In addition, the Association is offering two extended “short-course” workshops for 2002 and introducing a credit-granting mechanism. The first is on Teaching Racial Profiling and will provide a more in-depth training component to the plenary and thematic sessions on Profiling Across Social Institutions. Those registering for this workshop will take an extended seminar in the morning, and then, after the plenary and thematic sessions, they will conclude with an extended session to strengthen the links between research on profiling and disparities and teaching about these issues. The second is on Human Research Protections in Sociology and the Social Sciences. This pre-day workshop will cover core issues in the ethics of research with human subjects and then will focus specifically on issues and procedures for addressing specific situations more commonplace in the social sciences.
ASA will offer certificates to attest to the successful completion of these courses. Attendees will register in advance and be expected to do some preparation to reap the benefit of this training. The course on profiling is intended to attract many new teachers of sociology who have not yet specialized in this area. It also aims to reach high school and community college teachers who seek training and certification of their knowledge. The course on ethics and human subjects research should attract attendees who want more in-depth training and knowledge than more general courses or web-based seminars can provide.

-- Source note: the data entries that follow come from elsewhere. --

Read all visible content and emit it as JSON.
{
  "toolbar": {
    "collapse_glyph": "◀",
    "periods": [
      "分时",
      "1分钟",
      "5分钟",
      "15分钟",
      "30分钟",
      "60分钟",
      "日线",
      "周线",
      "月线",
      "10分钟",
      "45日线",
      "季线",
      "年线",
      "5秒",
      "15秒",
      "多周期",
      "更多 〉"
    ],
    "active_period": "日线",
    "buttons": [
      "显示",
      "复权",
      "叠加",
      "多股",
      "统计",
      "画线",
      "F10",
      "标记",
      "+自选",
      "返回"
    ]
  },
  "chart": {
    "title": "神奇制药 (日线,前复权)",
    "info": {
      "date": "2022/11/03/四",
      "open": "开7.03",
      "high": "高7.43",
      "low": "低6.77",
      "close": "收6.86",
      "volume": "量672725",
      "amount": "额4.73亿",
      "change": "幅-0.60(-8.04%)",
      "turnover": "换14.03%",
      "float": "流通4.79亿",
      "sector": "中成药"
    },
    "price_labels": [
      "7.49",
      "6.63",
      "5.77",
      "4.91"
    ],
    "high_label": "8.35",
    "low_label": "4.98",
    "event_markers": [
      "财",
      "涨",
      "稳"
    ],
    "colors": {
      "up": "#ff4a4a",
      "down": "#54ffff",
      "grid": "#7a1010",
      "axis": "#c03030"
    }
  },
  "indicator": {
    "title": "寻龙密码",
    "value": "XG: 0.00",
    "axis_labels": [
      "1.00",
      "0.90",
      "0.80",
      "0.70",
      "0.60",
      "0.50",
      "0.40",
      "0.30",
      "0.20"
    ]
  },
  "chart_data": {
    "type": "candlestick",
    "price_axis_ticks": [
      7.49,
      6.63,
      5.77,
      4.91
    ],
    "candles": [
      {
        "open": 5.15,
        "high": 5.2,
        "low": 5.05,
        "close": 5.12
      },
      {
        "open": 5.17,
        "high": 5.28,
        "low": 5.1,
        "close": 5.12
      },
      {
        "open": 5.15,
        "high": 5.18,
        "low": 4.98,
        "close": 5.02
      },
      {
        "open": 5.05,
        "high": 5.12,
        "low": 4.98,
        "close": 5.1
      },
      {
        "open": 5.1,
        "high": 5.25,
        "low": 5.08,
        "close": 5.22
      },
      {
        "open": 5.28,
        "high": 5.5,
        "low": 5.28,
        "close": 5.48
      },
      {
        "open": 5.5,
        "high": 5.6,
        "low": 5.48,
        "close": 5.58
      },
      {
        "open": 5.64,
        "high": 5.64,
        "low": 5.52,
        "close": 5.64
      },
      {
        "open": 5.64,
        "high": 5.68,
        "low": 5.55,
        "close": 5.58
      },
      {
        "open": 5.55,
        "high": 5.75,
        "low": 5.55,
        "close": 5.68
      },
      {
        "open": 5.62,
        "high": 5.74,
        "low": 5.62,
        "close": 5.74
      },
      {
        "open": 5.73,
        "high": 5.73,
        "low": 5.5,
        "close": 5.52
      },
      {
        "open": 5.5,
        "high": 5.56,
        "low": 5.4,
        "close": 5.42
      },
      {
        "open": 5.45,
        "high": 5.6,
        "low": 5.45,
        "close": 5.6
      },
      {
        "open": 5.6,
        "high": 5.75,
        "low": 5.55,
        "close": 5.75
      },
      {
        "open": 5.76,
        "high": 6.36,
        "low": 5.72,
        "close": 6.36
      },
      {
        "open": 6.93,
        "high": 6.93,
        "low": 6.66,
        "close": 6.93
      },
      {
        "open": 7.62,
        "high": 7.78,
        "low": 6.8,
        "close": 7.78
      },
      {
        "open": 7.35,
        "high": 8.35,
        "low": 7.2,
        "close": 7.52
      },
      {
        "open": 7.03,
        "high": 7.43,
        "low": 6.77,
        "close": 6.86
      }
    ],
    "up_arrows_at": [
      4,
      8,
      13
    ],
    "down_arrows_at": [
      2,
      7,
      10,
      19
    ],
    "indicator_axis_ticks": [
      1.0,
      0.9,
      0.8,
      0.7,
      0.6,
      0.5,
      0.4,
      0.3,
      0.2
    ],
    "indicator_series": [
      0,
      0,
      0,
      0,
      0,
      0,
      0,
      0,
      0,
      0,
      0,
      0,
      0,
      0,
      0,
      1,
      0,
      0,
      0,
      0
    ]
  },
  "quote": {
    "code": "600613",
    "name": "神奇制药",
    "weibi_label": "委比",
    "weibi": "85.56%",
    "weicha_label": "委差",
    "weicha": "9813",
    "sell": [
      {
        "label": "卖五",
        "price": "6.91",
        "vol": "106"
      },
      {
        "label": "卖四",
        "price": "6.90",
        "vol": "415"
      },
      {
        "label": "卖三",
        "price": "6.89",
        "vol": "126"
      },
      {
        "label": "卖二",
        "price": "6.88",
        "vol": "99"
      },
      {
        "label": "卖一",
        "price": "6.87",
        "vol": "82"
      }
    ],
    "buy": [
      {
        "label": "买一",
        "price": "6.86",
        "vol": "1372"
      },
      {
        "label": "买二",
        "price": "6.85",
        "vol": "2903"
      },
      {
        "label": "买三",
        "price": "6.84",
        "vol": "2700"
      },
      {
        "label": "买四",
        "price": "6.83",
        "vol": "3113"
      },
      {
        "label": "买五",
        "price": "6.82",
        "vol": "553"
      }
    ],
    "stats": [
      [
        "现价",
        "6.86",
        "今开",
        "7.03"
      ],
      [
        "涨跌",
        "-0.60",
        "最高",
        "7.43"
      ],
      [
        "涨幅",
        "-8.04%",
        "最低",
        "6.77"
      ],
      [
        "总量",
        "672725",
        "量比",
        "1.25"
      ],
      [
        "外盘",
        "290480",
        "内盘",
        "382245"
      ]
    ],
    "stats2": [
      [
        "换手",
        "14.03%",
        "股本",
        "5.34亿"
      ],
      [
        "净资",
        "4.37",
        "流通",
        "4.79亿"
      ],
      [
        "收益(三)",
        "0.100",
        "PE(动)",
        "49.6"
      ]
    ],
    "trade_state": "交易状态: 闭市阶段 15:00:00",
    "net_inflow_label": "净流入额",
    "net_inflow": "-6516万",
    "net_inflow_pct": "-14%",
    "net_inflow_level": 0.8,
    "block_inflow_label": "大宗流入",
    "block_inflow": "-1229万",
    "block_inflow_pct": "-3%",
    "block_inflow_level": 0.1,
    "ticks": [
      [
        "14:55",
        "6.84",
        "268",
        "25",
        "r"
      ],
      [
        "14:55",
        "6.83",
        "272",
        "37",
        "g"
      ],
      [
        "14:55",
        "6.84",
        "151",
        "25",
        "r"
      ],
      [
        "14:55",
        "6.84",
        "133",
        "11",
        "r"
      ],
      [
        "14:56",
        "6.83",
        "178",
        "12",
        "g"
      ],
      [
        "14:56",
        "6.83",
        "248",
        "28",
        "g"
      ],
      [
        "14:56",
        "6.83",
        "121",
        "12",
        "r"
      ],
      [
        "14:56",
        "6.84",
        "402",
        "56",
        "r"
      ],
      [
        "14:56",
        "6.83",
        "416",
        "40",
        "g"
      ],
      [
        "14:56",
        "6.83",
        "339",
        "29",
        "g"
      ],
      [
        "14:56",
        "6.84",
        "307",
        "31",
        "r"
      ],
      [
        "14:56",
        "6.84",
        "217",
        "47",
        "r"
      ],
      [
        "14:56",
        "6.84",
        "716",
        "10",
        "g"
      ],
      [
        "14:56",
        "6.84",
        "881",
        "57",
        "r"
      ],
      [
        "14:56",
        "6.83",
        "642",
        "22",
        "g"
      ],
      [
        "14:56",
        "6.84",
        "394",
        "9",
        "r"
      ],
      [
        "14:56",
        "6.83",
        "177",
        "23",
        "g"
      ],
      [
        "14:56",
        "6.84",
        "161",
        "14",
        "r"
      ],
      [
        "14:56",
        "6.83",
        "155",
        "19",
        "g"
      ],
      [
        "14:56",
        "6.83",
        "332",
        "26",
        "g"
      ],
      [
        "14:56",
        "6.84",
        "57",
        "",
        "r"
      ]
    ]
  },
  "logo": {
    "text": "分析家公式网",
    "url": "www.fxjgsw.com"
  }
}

ASA Council has greeted the 2002 plan with considerable support and a commitment to continue a more “intentional” educational component in the years to come. The Association has been thinking creatively about how to have a large meeting under “one tent” where colleagues from all sectors of our profession can gather and gain. These new efforts at continuing education can draw in new audiences (e.g., high school teachers, practitioners, colleagues from aligned fields) and remind us that the Annual Meeting is not only a place to present but also an occasion to teach and to learn.—Felice J. Levine